Critique: Gravitation and Paper

Submitted By aonofre
Words: 1802
Pages: 8


This is a really good paper, so now lets trash it. Seriously, I though it would be helpful for you if you could see a critique of this paper so that you could more easily see some of the things that were done right and that were done wrong.
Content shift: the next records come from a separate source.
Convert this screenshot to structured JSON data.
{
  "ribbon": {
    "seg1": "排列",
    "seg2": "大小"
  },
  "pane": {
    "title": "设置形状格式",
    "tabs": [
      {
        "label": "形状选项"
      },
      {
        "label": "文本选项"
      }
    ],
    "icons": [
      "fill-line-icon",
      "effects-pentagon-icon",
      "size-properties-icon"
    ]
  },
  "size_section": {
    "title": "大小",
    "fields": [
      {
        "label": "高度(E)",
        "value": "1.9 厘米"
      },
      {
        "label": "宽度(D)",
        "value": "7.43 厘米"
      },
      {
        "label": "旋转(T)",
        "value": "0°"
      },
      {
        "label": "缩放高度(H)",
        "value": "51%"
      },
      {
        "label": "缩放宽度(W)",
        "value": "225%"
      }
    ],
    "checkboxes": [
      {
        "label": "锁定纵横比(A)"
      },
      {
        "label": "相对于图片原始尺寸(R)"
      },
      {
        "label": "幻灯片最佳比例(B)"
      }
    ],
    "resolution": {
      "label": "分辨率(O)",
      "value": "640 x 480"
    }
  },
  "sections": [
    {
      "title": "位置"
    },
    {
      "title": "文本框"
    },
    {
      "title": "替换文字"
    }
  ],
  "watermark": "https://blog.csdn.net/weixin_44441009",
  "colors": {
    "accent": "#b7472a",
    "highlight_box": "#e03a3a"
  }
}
Overall this is a very good paper. It is well organized, focused, and well polished (i.e., good grammar, good spelling, transitions between different discussions, etc.). As a result, it flows well --- it is easy and enjoyable to read. The topic is relevant and reasonably well focused. It could be a little more focused, and could use a stronger thesis statement. It is obvious from the text that the authors have a fairly good understanding of the subject, and for the most part their science and reasoning is sound. Take a good look at the abstract. It is a very good one. (It's not very flashy, and it wouldn't make a good advertisement for a TV show, but that's not the purpose of the abstract.) It clearly, concisely, and in order tells us what the paper will discuss. If I were doing research and wanted to know specific things about a specific topic, this abstract would let me know right away if the paper contains what I'm looking for. On the second page, the body of the paper begins. Take a look at the first two "introduction" paragraphs. They give a description of what gravity waves are, a brief history of gravity waves, and a brief note as to why attempts to detect them are important. This introduction is very good. It contains, however, too much information in too little space. If this were your paper, I'd recommend either expanding the size of the introduction, or, even better, tightening the focus and leaving out some information. Without focus, papers tend not to flow well and are harder to read and understand. Although it is not necessary to write the word "introduction," at the start of your paper (in bold, underlined, and written in day-glow red) , it is important to start off the paper with an introduction to give the reader the necessary background and to explain the motivation for the paper. I would have liked to see a better description of what a gravity wave is in the introduction, since gravity waves are central to the paper! What is actually oscillating in a gravity wave? The third paragraph makes a transition from the introduction to the rest of the paper, telling us what they are going to discuss. Unfortunately, they only mention one source of gravity waves, while their paper goes on to discuss other sources and other topics as well. A good one or two sentence thesis statement is needed before they end their introduction. Something like... "In this paper we will describe five types of gravitational wave sources: orbiting masses, coalescence, mass transfer, ... , as well as several proposed methods of gravity wave detection." Notice how the descriptions of the various means of generating gravity waves are presented in a nice orderly way. The information is presented in a concise way. This part of the paper flows very well --- you learn a lot of information without expending much time or effort to read or understand it. Also notice that each new concept has at least one reference --- letting us know where they learned about it. Unless the idea you are discussing is your own original research, you should reference the source where you obtained the information. One of the things I dislike about this paper is the way in which the figures are presented and referenced. Each figure, table, etc., should be labeled with a number and a caption, i.e., "FIG. 1. Artists depiction of mass transfer between two gravitational wells. Mass at the outer edge of the larger body is captured by stronger gravitational pull of the smaller but denser body." It is best to refer to a figure using it's label rather than it's position on the page. For example, rather than saying "in the figure below" or, as is done here, "The following diagram